In the year and a half since the beginning of the pandemic, the financial advisory industry has undergone massive change, impacting the way financial advisors practice their trade as well as the behaviors and habits of clients. Much of that change was underway before COVID but has accelerated or come more sharply into focus because of it.
Advisors have done well to adapt to changes precipitated by the pandemic—becoming adept at virtual communications and navigating the uncertainties of a troubled economy. However, in the wake of these changes, several issues continue to overshadow the industry, requiring advisors to switch from survival mode to aggressively managing them not just to survive but to thrive.
In the next couple of weeks, we will delve more deeply into some of these issues, the challenges they present, and how advisors can meet them head on for a greater chance at success. Among the many vital issues advisors are facing right now, here are four they must contend with in the immediate future.
1. Continued fee compression
Fee compression has been occurring for some time. But it seems to have accelerated some, now hitting all corners of the industry at a time of increasing research, regulatory, and technology costs.
Clients are inundated with information about low or no-cost funds and zero commissions. So how do advisors compete?
However, it has also been shown that clients value a trusted advisory relationship, especially when it is the source of highly personalized advice and attentive support. Going forward, advisors don’t have to join the race to the bottom of the fees they charge. Instead, they need to be able to demonstrate to their clients why their higher fees are worth it.
2. Getting lost in a sea of average
The commoditization of the financial advisory industry was occurring well before the pandemic. But as ambitious financial advisors continue to strive to be different, it becomes more difficult to stand out.
It’s no longer enough to be “client-focused,” offer comprehensive financial planning, or even superior customer support as a way to differentiate yourself—those are just table stakes to play in the game now. Differentiation is the key to getting prospects’ attention and making you more referable to your clients.
Clients have learned to ask more questions during the last year and a half and expect much more from their financial advisors. If you can’t measure up, you will be passed over in favor of advisors who can clearly demonstrate their excellence in managing their client relationships. From this point forward, creating and delivering upon a unique value proposition needs to be your central focus.

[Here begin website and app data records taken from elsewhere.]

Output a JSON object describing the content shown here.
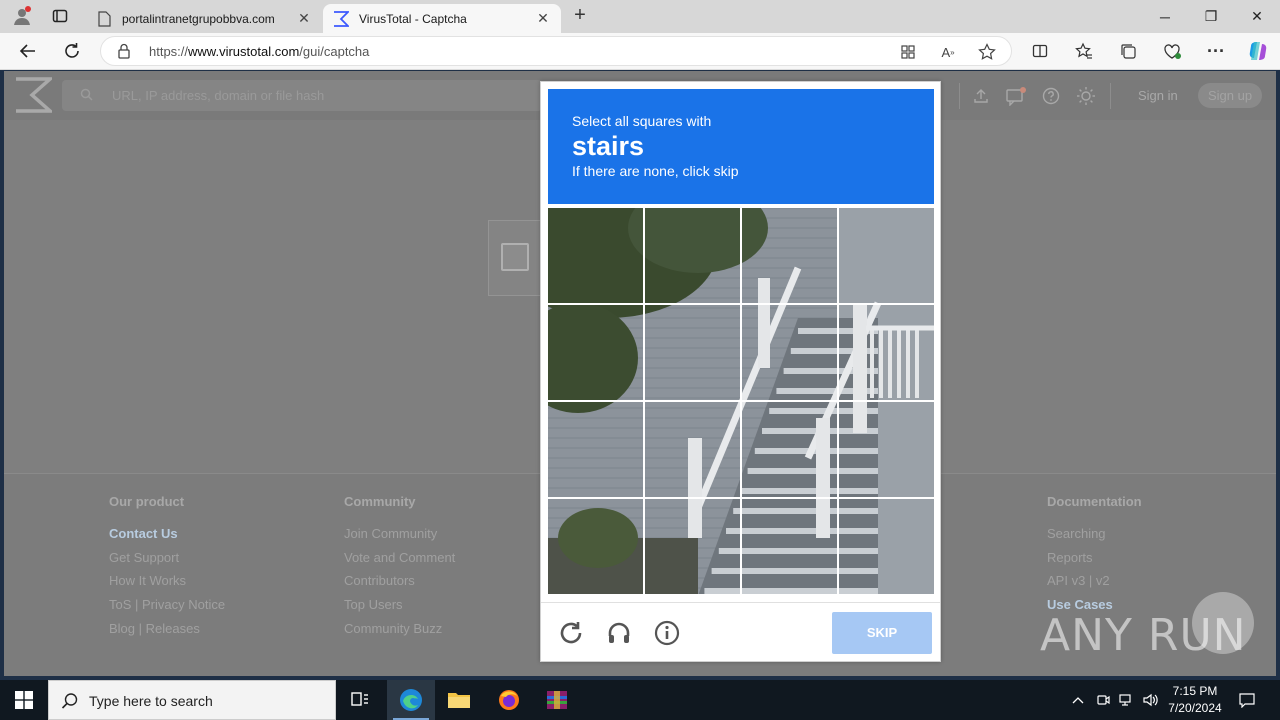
{
  "browser": {
    "tabs": [
      {
        "title": "portalintranetgrupobbva.com",
        "active": false
      },
      {
        "title": "VirusTotal - Captcha",
        "active": true
      }
    ],
    "url_prefix": "https://",
    "url_domain": "www.virustotal.com",
    "url_path": "/gui/captcha",
    "window_controls": {
      "minimize": "─",
      "restore": "❐",
      "close": "✕"
    },
    "new_tab": "+"
  },
  "vt": {
    "search_placeholder": "URL, IP address, domain or file hash",
    "sign_in": "Sign in",
    "sign_up": "Sign up"
  },
  "footer": {
    "columns": [
      {
        "heading": "Our product",
        "links": [
          "Contact Us",
          "Get Support",
          "How It Works",
          "ToS | Privacy Notice",
          "Blog | Releases"
        ],
        "highlight": [
          0
        ]
      },
      {
        "heading": "Community",
        "links": [
          "Join Community",
          "Vote and Comment",
          "Contributors",
          "Top Users",
          "Community Buzz"
        ],
        "highlight": []
      },
      {
        "heading": "Documentation",
        "links": [
          "Searching",
          "Reports",
          "API v3 | v2",
          "Use Cases"
        ],
        "highlight": [
          3
        ]
      }
    ]
  },
  "captcha": {
    "line1": "Select all squares with",
    "target": "stairs",
    "line3": "If there are none, click skip",
    "skip_label": "SKIP",
    "rows": 4,
    "cols": 4,
    "accent": "#1a73e8"
  },
  "watermark": "ANY RUN",
  "taskbar": {
    "search_text": "Type here to search",
    "time": "7:15 PM",
    "date": "7/20/2024"
  }
}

If you need help creating your value proposition and escaping the commoditization of our business, check out the training program ‘Become Brilliant at the Basics: What They Don’t Teach You in Training’ – available as a self-paced program (always open!) or as a 12-week coaching program (open only a few times a year, available to 25 Advisors at a time).
3. Technology is advancing at digital speed

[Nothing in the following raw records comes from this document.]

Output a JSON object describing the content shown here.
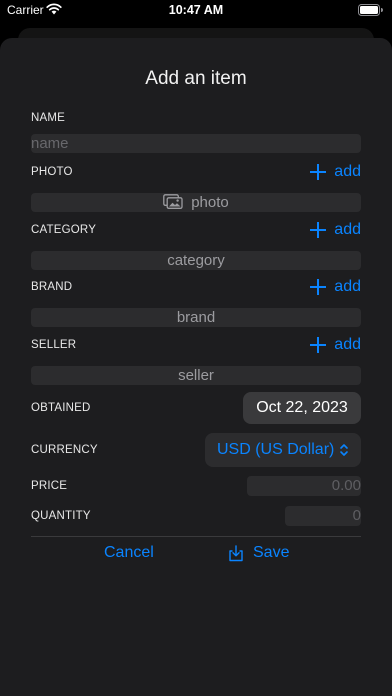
{
  "status": {
    "carrier": "Carrier",
    "time": "10:47 AM"
  },
  "title": "Add an item",
  "fields": {
    "name": {
      "label": "NAME",
      "placeholder": "name"
    },
    "photo": {
      "label": "PHOTO",
      "add_label": "add",
      "value": "photo",
      "icon": "photo-stack-icon"
    },
    "category": {
      "label": "CATEGORY",
      "add_label": "add",
      "value": "category"
    },
    "brand": {
      "label": "BRAND",
      "add_label": "add",
      "value": "brand"
    },
    "seller": {
      "label": "SELLER",
      "add_label": "add",
      "value": "seller"
    },
    "obtained": {
      "label": "OBTAINED",
      "value": "Oct 22, 2023"
    },
    "currency": {
      "label": "CURRENCY",
      "value": "USD (US Dollar)"
    },
    "price": {
      "label": "PRICE",
      "placeholder": "0.00"
    },
    "quantity": {
      "label": "QUANTITY",
      "placeholder": "0"
    }
  },
  "actions": {
    "cancel": "Cancel",
    "save": "Save"
  },
  "colors": {
    "accent": "#0a84ff",
    "sheet": "#1d1d1f",
    "field": "#2c2c2e"
  }
}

Throughout the technology revolution, financial advisors have been notoriously tech adverse. The pandemic forced many tech-challenged advisors into the deep end of the technology pool, which is a good thing. Now especially, clients expect tech-centric experiences in all aspects of their lives. You may have learned how to master virtual communications because of the pandemic, but the digital world continues to evolve rapidly, and your clients are at the forefront.
The use of technology, such as digital marketing, not only enables you to communicate with your prospects and clients on their level, it can also scale your marketing and client relationship efforts so you can compete with the big boys. It’s a considerable investment but, done right, it can generate a massive return on investment.
4. Staying top-of-mind with your clients
When your clients are experiencing a life-changing event or a personal crisis, who do they think of? If it’s not you, you may not have the relationship you thought you had with your clients. If the pandemic and the volatile stock market of 2020 taught us anything, it’s that clients want to know their advisors are there to help them during times of crisis. Maintaining top-of-mind awareness among your clients is more critical than ever.
You can no longer hide behind impersonal email campaigns that do little to connect with your clients. Plus, your clients’ email boxes are constantly jammed with dozens, maybe hundreds, of irrelevant junk.
If you want to be the first person your clients think of when it matters most, you need a strategy that puts you top-of-mind. If you’re going to communicate by email, you need to cut through the email fog with relevant and personalized email subject lines. Emails with links to videos or podcasts you produce are more likely to be viewed. Other things you need to do include:
- Join them on LinkedIn, Facebook, and Twitter to become part of the conversation.
- Reach out with a phone call for no particular reason except to see how they’re doing.
- Send a hand-written note inside a hand-written envelope.
- Invite a client a week to breakfast or lunch.
Finding every possible opportunity to stay top-of-mind with your clients is a way to stand out as an advisor who is genuinely committed to providing them with an exceptional client experience.